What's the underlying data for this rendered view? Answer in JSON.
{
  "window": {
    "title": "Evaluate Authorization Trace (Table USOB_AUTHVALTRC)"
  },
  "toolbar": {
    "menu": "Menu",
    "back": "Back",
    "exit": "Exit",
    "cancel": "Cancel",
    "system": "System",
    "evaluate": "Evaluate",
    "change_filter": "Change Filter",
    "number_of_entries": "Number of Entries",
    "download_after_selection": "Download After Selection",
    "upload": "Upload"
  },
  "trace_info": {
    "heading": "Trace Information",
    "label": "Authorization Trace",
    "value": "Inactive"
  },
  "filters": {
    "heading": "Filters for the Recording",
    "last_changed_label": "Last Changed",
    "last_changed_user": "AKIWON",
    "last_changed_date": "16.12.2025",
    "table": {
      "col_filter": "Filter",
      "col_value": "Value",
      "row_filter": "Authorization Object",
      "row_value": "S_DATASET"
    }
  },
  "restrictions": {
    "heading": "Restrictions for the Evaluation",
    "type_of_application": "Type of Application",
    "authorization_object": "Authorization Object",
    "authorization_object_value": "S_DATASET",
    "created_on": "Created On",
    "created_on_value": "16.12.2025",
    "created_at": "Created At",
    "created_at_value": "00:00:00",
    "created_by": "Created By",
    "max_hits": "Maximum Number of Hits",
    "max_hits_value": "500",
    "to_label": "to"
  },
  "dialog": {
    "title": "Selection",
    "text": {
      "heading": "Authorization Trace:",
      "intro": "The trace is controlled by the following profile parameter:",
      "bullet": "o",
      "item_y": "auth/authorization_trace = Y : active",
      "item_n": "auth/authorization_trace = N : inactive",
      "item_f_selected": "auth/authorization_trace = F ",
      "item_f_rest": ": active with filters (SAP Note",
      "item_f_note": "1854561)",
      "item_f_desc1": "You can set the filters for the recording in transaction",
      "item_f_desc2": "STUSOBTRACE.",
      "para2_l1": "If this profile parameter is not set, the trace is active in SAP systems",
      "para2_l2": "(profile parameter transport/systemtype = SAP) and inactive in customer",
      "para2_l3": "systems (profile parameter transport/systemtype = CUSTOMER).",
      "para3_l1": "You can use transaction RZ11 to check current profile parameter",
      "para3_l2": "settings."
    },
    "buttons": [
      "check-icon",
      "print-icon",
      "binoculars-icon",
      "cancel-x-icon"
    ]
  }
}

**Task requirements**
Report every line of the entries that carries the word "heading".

**Solution to this task**
    "heading": "Trace Information",
    "heading": "Filters for the Recording",
    "heading": "Restrictions for the Evaluation",
      "heading": "Authorization Trace:",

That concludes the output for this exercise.